A common argument used by sealers and politicians is that killing seals is needed to protect fish stocks, but this case is not supported by any scientific evidence.
The estimate of the amount of fish consumed by seals tells us nothing about the impact of seals on fish populations.
Ocean ecosystems are complex, and we cannot assume that the mass removal of one species will benefit another. In fact, mass culling of seals could have unintended and unpredictable results, and ultimately weaken the structure and functioning of ocean ecosystems. An analysis of the Cape fur seal cull in South Africa concluded that culling was not only unlikely to benefit fisheries, but was likely to be detrimental to them. The South African cull was called off.
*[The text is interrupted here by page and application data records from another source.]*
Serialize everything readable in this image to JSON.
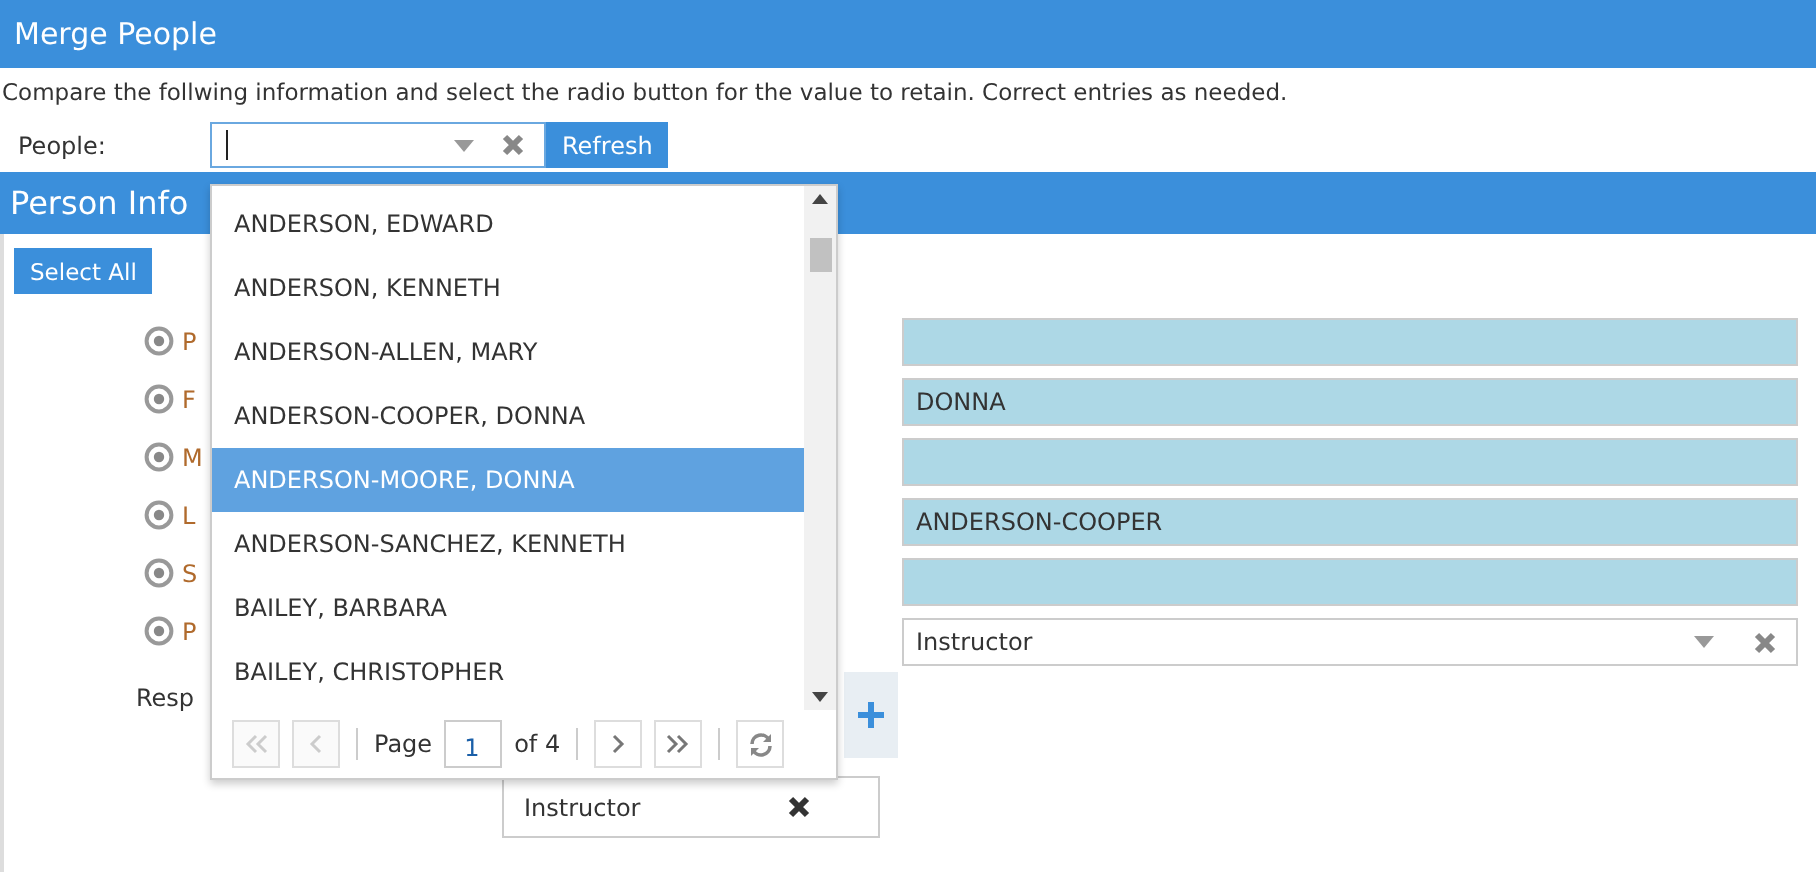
{
  "window": {
    "title": "Merge People"
  },
  "instructions": "Compare the follwing information and select the radio button for the value to retain. Correct entries as needed.",
  "people_field": {
    "label": "People:",
    "button": "Refresh"
  },
  "section": {
    "title": "Person Info",
    "select_all": "Select All"
  },
  "radio_rows": [
    {
      "label": "P",
      "selected": true
    },
    {
      "label": "F",
      "selected": true
    },
    {
      "label": "M",
      "selected": true
    },
    {
      "label": "L",
      "selected": true
    },
    {
      "label": "S",
      "selected": true
    },
    {
      "label": "P",
      "selected": true
    }
  ],
  "responsibility_label": "Resp",
  "fields": [
    {
      "kind": "text"
    },
    {
      "kind": "text",
      "value": "DONNA"
    },
    {
      "kind": "text"
    },
    {
      "kind": "text",
      "value": "ANDERSON-COOPER"
    },
    {
      "kind": "text"
    },
    {
      "kind": "select",
      "value": "Instructor"
    }
  ],
  "responsibility_tag": {
    "value": "Instructor"
  },
  "dropdown": {
    "items": [
      {
        "label": "ANDERSON, EDWARD",
        "selected": false
      },
      {
        "label": "ANDERSON, KENNETH",
        "selected": false
      },
      {
        "label": "ANDERSON-ALLEN, MARY",
        "selected": false
      },
      {
        "label": "ANDERSON-COOPER, DONNA",
        "selected": false
      },
      {
        "label": "ANDERSON-MOORE, DONNA",
        "selected": true
      },
      {
        "label": "ANDERSON-SANCHEZ, KENNETH",
        "selected": false
      },
      {
        "label": "BAILEY, BARBARA",
        "selected": false
      },
      {
        "label": "BAILEY, CHRISTOPHER",
        "selected": false
      }
    ],
    "pager": {
      "page_label": "Page",
      "page": "1",
      "of": "of 4"
    }
  }
}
As recently noted in a Scientific Advisory Report by Canada’s Department of Fisheries and Oceans : “Although widely practiced, the extent of seal population reduction and the response of targeted prey populations to culls have rarely been evaluated, such that their effectiveness is poorly understood. Further, results from other predator control programs indicate that unintended consequence in food webs, that will be difficult to predict, are nonetheless commonly observed.”
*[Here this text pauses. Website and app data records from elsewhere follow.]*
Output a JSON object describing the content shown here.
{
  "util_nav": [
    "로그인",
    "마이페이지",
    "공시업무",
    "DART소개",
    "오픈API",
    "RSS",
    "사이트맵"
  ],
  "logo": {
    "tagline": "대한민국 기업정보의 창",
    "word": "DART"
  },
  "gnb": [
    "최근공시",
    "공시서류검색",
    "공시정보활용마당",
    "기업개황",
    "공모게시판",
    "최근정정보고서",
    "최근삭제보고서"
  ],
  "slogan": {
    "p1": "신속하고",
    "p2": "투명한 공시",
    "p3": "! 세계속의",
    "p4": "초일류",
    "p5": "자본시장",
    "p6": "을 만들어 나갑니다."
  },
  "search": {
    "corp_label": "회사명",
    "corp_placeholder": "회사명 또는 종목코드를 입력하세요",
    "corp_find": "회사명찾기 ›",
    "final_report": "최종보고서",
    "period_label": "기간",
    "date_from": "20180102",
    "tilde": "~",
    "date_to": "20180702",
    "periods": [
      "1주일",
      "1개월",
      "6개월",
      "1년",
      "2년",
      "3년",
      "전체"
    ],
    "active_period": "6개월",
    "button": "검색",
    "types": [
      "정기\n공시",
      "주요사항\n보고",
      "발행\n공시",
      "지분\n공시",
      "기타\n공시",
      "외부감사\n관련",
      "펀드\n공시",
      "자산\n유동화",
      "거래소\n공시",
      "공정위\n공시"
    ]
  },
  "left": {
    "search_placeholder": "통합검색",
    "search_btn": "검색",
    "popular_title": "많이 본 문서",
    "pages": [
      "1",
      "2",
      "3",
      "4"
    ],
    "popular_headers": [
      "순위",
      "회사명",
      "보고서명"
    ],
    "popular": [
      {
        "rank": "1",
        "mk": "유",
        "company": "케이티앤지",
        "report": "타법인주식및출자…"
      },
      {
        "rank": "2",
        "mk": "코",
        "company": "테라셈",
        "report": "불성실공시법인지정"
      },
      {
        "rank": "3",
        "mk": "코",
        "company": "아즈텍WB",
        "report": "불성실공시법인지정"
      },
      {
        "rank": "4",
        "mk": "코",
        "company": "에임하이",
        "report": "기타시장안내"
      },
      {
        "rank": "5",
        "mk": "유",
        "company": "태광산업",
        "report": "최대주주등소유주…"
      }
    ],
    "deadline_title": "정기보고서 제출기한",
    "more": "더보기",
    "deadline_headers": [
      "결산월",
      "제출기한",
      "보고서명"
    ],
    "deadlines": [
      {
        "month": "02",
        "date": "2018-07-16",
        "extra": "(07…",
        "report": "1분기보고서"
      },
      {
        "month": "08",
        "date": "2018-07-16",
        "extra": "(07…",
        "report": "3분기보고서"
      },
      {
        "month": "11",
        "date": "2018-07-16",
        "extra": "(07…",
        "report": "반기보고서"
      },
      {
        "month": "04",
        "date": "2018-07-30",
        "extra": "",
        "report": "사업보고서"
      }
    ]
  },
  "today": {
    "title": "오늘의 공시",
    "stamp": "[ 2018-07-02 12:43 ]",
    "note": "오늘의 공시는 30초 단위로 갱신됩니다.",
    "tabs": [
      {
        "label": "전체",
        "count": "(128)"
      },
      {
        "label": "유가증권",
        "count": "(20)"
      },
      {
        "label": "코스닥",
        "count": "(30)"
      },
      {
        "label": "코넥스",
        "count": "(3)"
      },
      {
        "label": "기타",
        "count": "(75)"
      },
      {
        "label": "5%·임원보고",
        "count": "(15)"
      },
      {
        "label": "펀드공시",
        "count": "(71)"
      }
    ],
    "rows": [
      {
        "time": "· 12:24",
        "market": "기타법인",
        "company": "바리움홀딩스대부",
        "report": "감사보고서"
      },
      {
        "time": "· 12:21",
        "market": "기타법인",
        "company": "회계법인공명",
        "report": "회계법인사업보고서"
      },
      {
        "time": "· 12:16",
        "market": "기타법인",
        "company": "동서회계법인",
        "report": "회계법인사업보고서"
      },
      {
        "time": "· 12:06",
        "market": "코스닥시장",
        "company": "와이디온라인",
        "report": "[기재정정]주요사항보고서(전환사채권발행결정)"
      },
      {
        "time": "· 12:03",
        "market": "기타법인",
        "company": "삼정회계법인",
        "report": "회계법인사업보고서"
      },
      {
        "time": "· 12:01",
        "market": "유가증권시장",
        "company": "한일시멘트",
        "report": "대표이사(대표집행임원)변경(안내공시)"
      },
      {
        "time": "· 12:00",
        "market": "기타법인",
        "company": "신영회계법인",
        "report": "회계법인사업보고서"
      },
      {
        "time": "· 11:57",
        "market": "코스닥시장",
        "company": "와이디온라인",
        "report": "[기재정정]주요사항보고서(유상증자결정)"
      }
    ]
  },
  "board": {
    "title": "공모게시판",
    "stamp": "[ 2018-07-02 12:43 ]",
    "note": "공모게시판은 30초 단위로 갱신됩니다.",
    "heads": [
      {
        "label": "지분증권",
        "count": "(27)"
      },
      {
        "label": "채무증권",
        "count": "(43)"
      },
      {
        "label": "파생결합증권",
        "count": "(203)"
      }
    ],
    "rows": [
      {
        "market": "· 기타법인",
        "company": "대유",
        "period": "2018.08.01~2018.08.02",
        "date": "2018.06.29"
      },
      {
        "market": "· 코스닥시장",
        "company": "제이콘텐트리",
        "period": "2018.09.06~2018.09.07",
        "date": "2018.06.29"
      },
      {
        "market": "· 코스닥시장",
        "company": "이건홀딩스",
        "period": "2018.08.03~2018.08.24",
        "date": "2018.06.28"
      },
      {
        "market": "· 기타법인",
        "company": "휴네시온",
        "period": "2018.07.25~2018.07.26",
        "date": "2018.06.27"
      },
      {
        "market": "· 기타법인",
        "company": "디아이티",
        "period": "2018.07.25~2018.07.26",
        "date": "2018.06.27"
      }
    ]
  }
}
Despite the absence of scientific support, some governments continue to advocate mass culls of seals to benefit fish stocks.